Over the past decade, cremation has surpassed traditional burial as the method of choice for disposing of the human body after death.
The burial rate in Connecticut in 2010 was 53.8 percent, according to the Wisconsin-based National Funeral Directors Association. Burials represented 53.3 percent of all disposal of remains in the United States in 2010.
Next year, the burial rate in Connecticut is expected to drop to 37 percent, according to the NFDA. By 2040, cremation is expected to account for 82 percent.
Officials with the trade association and local funeral directors differ on the reason for the surge in the cremation rate.
Mike Nicodemus, licensed funeral director and NFDA vice president of cremation services, said two of the main reasons for the continued rise in cremation rates are cost and the perceived environmental impact of traditional burials.
“Baby oomers have been a significant factor in this shift and their preferences will inform decisions made by the funeral profession for years to come,” Nicodemus said.
Ed Sheehy, president of the Riverview Funeral Home in Shelton and the Edward F. Adzima Funeral Home in Derby, said cremating a loved one rather than burying them offers flexibility as well as a cost saving. Sheehy also is president of the Connecticut Funeral Directors Association.
“Our society is so mobile these days and people who may be coming to pay their last respects live all over the country,” he said. “It allows for some options in terms of scheduling a memorial service or some other kind of remembrance.”
Sheehy said cremation also offers easier portability of the remains if the deceased requested to be buried in a distant location.
The primary cost savings associated with cremation comes through a reduction of cemetery costs.
“You can save between $5,000 and $10,000 in cemetery costs by not going with a traditional burial,” he said.
And that translates into a significant loss of revenue for cemetery operators over time.
One of the nation’s largest companies in that business, Texas-based Service Corporation International, told shareholders in 2015 that for every one percent of customers that chose cremation over traditional burial, the company takes a $10 million hit in revenue.
Some cemetery operators have responded by adding new fees. Sheehy said that in some cases, Connecticut cemeteries have added “second interment” fee for adding cremated remains to a plot where family members already are buried.
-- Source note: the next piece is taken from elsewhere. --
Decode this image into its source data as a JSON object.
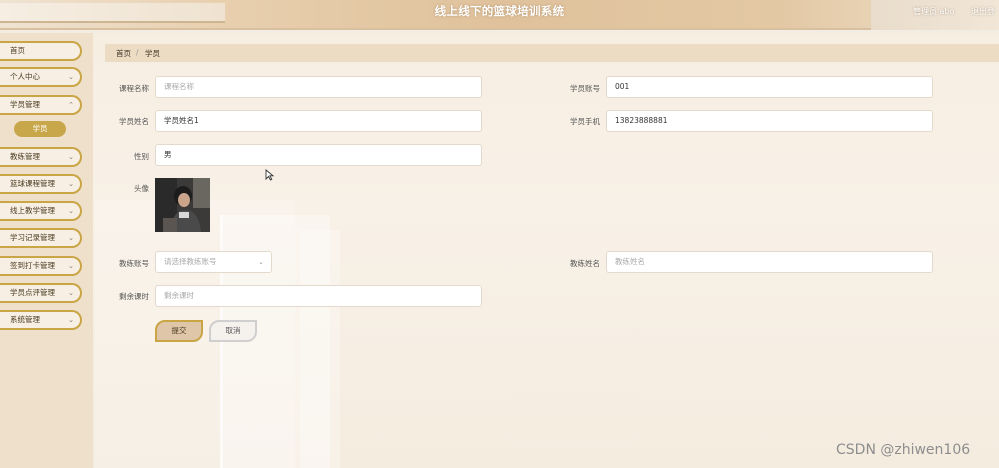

Dale Fiore, general manager of Evergreen Cemetery in New Haven and a past president of the Connecticut Cemetery Association, was not immediately available for comment on what the increase in cremations has meant to the trade group’s members.
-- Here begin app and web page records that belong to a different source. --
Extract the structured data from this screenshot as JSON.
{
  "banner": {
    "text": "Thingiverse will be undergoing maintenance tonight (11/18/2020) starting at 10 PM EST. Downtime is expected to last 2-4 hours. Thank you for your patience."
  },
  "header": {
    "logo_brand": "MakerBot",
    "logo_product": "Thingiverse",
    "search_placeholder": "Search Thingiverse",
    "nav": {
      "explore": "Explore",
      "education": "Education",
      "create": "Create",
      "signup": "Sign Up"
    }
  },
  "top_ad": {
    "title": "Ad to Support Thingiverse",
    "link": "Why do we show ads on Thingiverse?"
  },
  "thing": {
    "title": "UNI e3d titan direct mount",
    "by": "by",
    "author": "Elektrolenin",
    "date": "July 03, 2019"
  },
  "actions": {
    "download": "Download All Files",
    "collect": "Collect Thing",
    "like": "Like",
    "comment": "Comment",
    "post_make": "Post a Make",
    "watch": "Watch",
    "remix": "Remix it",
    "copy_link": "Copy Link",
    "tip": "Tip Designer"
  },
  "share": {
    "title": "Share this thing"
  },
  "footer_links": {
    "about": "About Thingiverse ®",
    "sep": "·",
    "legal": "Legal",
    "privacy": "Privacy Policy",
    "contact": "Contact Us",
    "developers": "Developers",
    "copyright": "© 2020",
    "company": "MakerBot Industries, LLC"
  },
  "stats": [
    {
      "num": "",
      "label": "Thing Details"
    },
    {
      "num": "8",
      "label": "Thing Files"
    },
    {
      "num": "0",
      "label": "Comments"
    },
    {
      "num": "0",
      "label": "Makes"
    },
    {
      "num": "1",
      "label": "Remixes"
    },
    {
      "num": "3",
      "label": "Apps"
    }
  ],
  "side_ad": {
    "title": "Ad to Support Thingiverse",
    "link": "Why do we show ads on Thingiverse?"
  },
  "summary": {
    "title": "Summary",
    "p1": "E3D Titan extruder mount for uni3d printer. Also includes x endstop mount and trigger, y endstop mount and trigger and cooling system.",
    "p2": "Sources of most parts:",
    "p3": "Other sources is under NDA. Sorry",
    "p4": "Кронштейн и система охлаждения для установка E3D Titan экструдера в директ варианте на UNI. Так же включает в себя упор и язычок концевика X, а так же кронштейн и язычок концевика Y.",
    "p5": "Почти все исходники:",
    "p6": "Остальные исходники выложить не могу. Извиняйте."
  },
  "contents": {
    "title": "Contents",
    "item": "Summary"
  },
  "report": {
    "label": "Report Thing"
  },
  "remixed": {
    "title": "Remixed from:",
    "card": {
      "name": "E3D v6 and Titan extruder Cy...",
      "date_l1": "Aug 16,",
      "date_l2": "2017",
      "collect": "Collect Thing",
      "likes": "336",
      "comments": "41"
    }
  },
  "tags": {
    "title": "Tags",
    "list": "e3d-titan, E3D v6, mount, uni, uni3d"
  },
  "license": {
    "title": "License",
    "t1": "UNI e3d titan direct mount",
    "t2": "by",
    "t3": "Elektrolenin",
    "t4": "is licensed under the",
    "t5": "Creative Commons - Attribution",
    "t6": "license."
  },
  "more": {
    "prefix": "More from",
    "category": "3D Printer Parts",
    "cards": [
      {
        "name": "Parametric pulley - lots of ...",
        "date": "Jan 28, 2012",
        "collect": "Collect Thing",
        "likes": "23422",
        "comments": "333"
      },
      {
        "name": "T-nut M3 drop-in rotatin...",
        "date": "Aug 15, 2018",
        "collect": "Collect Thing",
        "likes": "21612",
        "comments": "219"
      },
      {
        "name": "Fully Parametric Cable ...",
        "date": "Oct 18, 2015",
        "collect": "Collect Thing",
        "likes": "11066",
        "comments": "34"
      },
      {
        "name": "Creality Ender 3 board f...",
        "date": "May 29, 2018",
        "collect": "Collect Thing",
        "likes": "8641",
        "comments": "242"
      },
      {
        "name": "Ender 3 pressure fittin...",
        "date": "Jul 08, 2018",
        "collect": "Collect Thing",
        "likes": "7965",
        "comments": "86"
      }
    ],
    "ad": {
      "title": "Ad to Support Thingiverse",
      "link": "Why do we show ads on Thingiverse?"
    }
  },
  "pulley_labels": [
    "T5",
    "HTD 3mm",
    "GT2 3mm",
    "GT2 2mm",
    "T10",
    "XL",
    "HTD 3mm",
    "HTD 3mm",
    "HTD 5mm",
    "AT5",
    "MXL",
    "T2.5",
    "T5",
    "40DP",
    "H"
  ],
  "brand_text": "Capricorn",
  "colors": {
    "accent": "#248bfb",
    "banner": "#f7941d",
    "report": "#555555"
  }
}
Cremation offers a flexibility that extends beyond scheduling paying last respects to the deceased and the portability of ashes in an urn.
Urns now come in bio-degradable form that Sheehy said allows for burial at sea without a loved one’s ashes being blown away in a strong wind.
And at least three companies offer biodegradable urns that contain seeds that will allow ashes to become part of a memorial tree, although Sheehy said that accounts for only about one percent of the business at his two funeral homes.
A slightly more elaborate option is purchasing jewelry that has compartments to hold a portion of a loved one’s ashes, he said. That accounts for between 5 percent and 10 percent of the business at Sheehy’s funeral homes.
“Most people still just scatter their loved one’s ashes,” he said.